▶ _TASK TO CARRY OUT_:
The data below should be duplicated in full, unchanged.

▶ _Stored dataset items_:
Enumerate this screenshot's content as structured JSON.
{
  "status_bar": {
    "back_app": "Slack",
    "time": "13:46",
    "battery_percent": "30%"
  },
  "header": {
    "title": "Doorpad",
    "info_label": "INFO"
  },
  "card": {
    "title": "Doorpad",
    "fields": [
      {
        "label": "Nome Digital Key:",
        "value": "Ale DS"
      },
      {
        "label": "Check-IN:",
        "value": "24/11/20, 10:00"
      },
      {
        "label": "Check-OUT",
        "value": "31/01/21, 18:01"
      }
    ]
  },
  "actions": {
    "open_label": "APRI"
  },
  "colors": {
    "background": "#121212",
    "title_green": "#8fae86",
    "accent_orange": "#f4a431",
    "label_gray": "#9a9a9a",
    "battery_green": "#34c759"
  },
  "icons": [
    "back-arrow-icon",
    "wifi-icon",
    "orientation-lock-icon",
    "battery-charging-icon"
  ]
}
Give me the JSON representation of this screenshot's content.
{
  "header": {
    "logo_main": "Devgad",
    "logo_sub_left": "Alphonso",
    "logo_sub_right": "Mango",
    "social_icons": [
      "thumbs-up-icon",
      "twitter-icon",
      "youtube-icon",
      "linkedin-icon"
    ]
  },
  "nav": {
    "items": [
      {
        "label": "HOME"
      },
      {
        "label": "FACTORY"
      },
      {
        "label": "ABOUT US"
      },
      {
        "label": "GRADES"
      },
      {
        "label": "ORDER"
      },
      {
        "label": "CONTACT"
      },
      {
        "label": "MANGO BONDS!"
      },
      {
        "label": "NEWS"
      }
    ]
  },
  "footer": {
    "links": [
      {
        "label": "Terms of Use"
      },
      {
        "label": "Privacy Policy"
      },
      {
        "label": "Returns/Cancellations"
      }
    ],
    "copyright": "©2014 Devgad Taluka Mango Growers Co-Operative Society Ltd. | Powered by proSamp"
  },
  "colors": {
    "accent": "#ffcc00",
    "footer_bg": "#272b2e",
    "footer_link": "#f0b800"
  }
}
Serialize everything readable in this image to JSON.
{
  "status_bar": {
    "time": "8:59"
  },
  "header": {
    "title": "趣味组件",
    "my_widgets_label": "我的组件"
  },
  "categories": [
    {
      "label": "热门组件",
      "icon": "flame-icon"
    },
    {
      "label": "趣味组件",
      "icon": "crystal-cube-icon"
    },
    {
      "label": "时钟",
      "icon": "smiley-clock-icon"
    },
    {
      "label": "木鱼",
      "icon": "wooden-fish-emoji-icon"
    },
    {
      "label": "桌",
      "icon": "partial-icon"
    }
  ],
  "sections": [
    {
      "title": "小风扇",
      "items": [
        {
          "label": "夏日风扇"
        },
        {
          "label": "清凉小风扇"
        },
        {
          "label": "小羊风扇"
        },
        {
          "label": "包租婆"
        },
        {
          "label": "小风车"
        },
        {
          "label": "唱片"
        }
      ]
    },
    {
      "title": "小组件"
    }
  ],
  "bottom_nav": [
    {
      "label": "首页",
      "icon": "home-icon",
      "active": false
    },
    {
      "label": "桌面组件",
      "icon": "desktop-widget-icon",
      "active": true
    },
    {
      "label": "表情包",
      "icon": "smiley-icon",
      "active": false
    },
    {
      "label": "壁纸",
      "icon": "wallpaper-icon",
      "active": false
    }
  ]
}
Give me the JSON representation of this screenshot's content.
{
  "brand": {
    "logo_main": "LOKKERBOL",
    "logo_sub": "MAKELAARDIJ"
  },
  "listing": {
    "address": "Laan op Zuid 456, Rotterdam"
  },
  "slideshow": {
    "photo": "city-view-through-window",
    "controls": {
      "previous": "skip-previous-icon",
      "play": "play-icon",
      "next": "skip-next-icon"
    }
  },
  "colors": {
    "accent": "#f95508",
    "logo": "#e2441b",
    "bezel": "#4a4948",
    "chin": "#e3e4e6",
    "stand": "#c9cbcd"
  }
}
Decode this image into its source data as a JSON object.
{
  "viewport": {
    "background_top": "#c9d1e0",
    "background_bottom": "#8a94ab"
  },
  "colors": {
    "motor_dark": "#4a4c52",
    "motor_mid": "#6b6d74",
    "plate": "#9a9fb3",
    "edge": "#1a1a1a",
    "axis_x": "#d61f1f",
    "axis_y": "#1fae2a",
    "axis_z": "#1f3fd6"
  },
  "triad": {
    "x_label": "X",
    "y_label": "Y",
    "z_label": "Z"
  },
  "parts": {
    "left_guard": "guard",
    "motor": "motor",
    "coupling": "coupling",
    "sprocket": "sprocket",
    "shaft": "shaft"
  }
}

▶ _SOLVED PROBLEM_:
Enumerate this screenshot's content as structured JSON.
{
  "status_bar": {
    "back_app": "Slack",
    "time": "13:46",
    "battery_percent": "30%"
  },
  "header": {
    "title": "Doorpad",
    "info_label": "INFO"
  },
  "card": {
    "title": "Doorpad",
    "fields": [
      {
        "label": "Nome Digital Key:",
        "value": "Ale DS"
      },
      {
        "label": "Check-IN:",
        "value": "24/11/20, 10:00"
      },
      {
        "label": "Check-OUT",
        "value": "31/01/21, 18:01"
      }
    ]
  },
  "actions": {
    "open_label": "APRI"
  },
  "colors": {
    "background": "#121212",
    "title_green": "#8fae86",
    "accent_orange": "#f4a431",
    "label_gray": "#9a9a9a",
    "battery_green": "#34c759"
  },
  "icons": [
    "back-arrow-icon",
    "wifi-icon",
    "orientation-lock-icon",
    "battery-charging-icon"
  ]
}
Give me the JSON representation of this screenshot's content.
{
  "header": {
    "logo_main": "Devgad",
    "logo_sub_left": "Alphonso",
    "logo_sub_right": "Mango",
    "social_icons": [
      "thumbs-up-icon",
      "twitter-icon",
      "youtube-icon",
      "linkedin-icon"
    ]
  },
  "nav": {
    "items": [
      {
        "label": "HOME"
      },
      {
        "label": "FACTORY"
      },
      {
        "label": "ABOUT US"
      },
      {
        "label": "GRADES"
      },
      {
        "label": "ORDER"
      },
      {
        "label": "CONTACT"
      },
      {
        "label": "MANGO BONDS!"
      },
      {
        "label": "NEWS"
      }
    ]
  },
  "footer": {
    "links": [
      {
        "label": "Terms of Use"
      },
      {
        "label": "Privacy Policy"
      },
      {
        "label": "Returns/Cancellations"
      }
    ],
    "copyright": "©2014 Devgad Taluka Mango Growers Co-Operative Society Ltd. | Powered by proSamp"
  },
  "colors": {
    "accent": "#ffcc00",
    "footer_bg": "#272b2e",
    "footer_link": "#f0b800"
  }
}
Serialize everything readable in this image to JSON.
{
  "status_bar": {
    "time": "8:59"
  },
  "header": {
    "title": "趣味组件",
    "my_widgets_label": "我的组件"
  },
  "categories": [
    {
      "label": "热门组件",
      "icon": "flame-icon"
    },
    {
      "label": "趣味组件",
      "icon": "crystal-cube-icon"
    },
    {
      "label": "时钟",
      "icon": "smiley-clock-icon"
    },
    {
      "label": "木鱼",
      "icon": "wooden-fish-emoji-icon"
    },
    {
      "label": "桌",
      "icon": "partial-icon"
    }
  ],
  "sections": [
    {
      "title": "小风扇",
      "items": [
        {
          "label": "夏日风扇"
        },
        {
          "label": "清凉小风扇"
        },
        {
          "label": "小羊风扇"
        },
        {
          "label": "包租婆"
        },
        {
          "label": "小风车"
        },
        {
          "label": "唱片"
        }
      ]
    },
    {
      "title": "小组件"
    }
  ],
  "bottom_nav": [
    {
      "label": "首页",
      "icon": "home-icon",
      "active": false
    },
    {
      "label": "桌面组件",
      "icon": "desktop-widget-icon",
      "active": true
    },
    {
      "label": "表情包",
      "icon": "smiley-icon",
      "active": false
    },
    {
      "label": "壁纸",
      "icon": "wallpaper-icon",
      "active": false
    }
  ]
}
Give me the JSON representation of this screenshot's content.
{
  "brand": {
    "logo_main": "LOKKERBOL",
    "logo_sub": "MAKELAARDIJ"
  },
  "listing": {
    "address": "Laan op Zuid 456, Rotterdam"
  },
  "slideshow": {
    "photo": "city-view-through-window",
    "controls": {
      "previous": "skip-previous-icon",
      "play": "play-icon",
      "next": "skip-next-icon"
    }
  },
  "colors": {
    "accent": "#f95508",
    "logo": "#e2441b",
    "bezel": "#4a4948",
    "chin": "#e3e4e6",
    "stand": "#c9cbcd"
  }
}
Decode this image into its source data as a JSON object.
{
  "viewport": {
    "background_top": "#c9d1e0",
    "background_bottom": "#8a94ab"
  },
  "colors": {
    "motor_dark": "#4a4c52",
    "motor_mid": "#6b6d74",
    "plate": "#9a9fb3",
    "edge": "#1a1a1a",
    "axis_x": "#d61f1f",
    "axis_y": "#1fae2a",
    "axis_z": "#1f3fd6"
  },
  "triad": {
    "x_label": "X",
    "y_label": "Y",
    "z_label": "Z"
  },
  "parts": {
    "left_guard": "guard",
    "motor": "motor",
    "coupling": "coupling",
    "sprocket": "sprocket",
    "shaft": "shaft"
  }
}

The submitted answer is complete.